The CIA unveiled new steps to crack down on assault cases after lawmakers began to investigate allegations of misconduct, according to NBC News. Director William Burns stated that the agency has appointed Taleeta Jackson to oversee the complaints. Jackson served a similar role in the Navy and plans to implement an internal task force that will receive advice from outside experts.
After Democratic Senator Mark Warner and Republican Senator Marco Rubio, who sit on the Intelligence Committee, requested the agency to supply them with information about how they respond to these complaints, the Office of the Inspector General commenced a “special review.” The senators wrote a letter to Inspector General Robin Ashton and called the revelations “concerning.”
That sentiment was reiterated by Reps. Mike Turner and Jim Himes in a statement last week. They said that people serving the country must be protected and assaulters should be punished. They added thanks to the CIA for working with them to impose “meaningful changes” to improve the culture of the agency.

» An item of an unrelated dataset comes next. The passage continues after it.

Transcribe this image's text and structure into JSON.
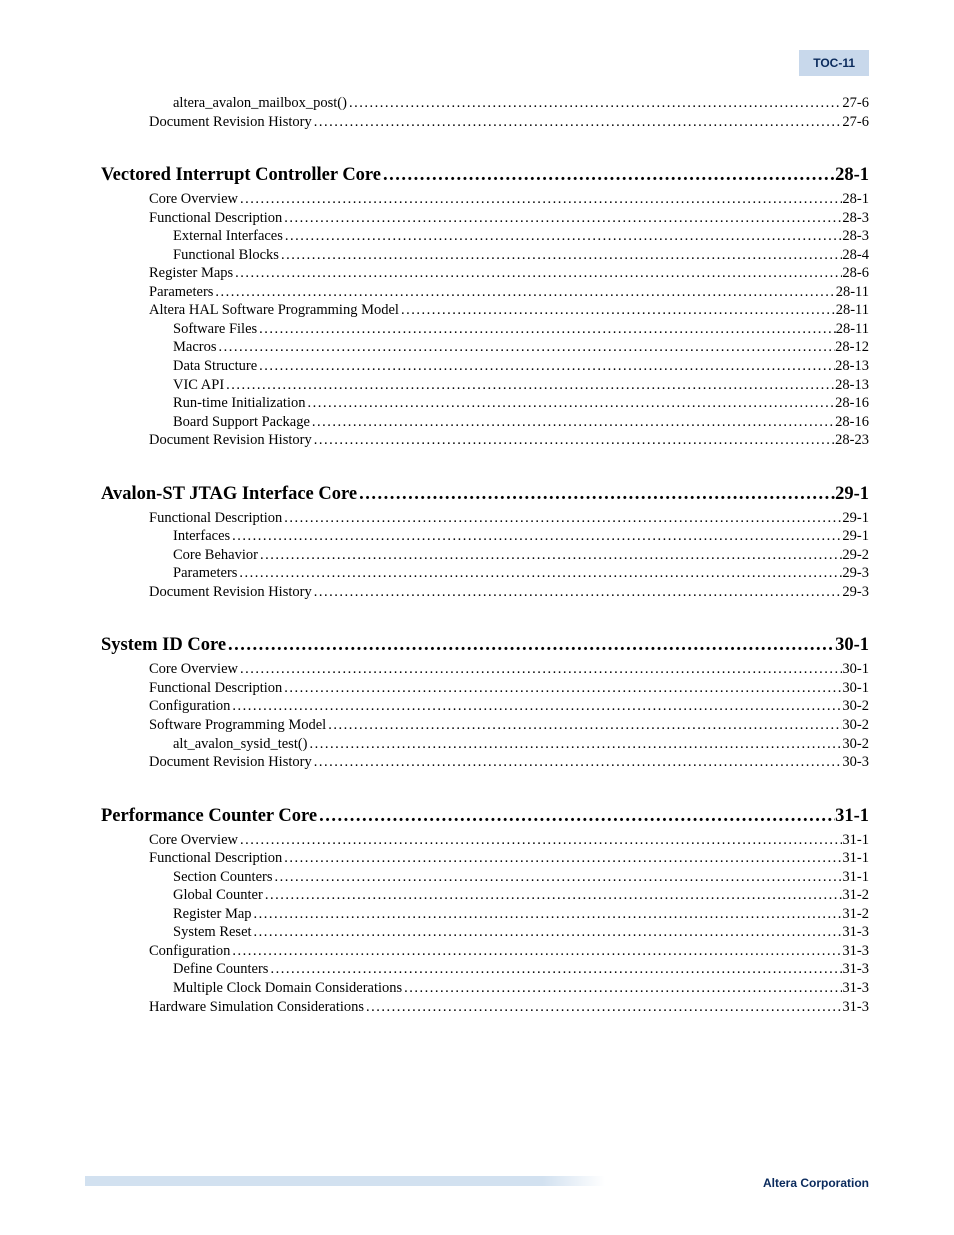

Burns said that he heard the complaints “loud and clear.”
Three female CIA employees went to the Intelligence Committee in January to inform them that they were being discouraged from complaints, according to Politico. Attorney Kevin Carroll, who represents one of the females, said that the agency is also making it harder for victims of assault to speak to law enforcement.
Carroll said that at least 54 women over the last 10 years have been victims of assault and an improperly handled case. He described the situation as the “CIA’s Me Too moment.”
The committee’s investigation began when one female spoke about her experience. She alleged that she was physically assaulted by a male employee who tried to kiss her several times, but when she reported it, she was retaliated against and threatened with losing her job if she went to law enforcement.